__What the exercise asks__:
Filter the entries below down to the lines that hold "icon".

App and web page records:

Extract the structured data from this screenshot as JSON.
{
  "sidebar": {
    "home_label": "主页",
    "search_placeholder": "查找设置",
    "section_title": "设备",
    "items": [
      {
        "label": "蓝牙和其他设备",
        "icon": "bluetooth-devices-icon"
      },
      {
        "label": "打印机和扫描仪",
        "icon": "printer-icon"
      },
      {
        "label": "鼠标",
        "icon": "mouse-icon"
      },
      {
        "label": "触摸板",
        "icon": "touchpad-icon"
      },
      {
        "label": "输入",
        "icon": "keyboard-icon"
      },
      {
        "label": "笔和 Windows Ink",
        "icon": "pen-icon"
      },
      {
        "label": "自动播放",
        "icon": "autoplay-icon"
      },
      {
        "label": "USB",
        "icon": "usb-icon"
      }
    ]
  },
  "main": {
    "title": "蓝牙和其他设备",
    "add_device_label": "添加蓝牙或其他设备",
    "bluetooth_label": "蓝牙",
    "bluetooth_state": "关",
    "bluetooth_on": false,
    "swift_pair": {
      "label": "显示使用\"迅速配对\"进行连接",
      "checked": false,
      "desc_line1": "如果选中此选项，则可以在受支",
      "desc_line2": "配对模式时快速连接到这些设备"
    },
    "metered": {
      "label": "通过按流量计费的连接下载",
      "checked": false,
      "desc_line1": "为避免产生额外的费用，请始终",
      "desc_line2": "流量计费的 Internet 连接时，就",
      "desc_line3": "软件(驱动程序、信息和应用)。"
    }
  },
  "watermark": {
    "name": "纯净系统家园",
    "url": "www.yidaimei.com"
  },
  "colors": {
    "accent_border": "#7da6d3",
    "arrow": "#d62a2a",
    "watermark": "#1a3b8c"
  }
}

__Response for this exercise__:
        "icon": "bluetooth-devices-icon"
        "icon": "printer-icon"
        "icon": "mouse-icon"
        "icon": "touchpad-icon"
        "icon": "keyboard-icon"
        "icon": "pen-icon"
        "icon": "autoplay-icon"
        "icon": "usb-icon"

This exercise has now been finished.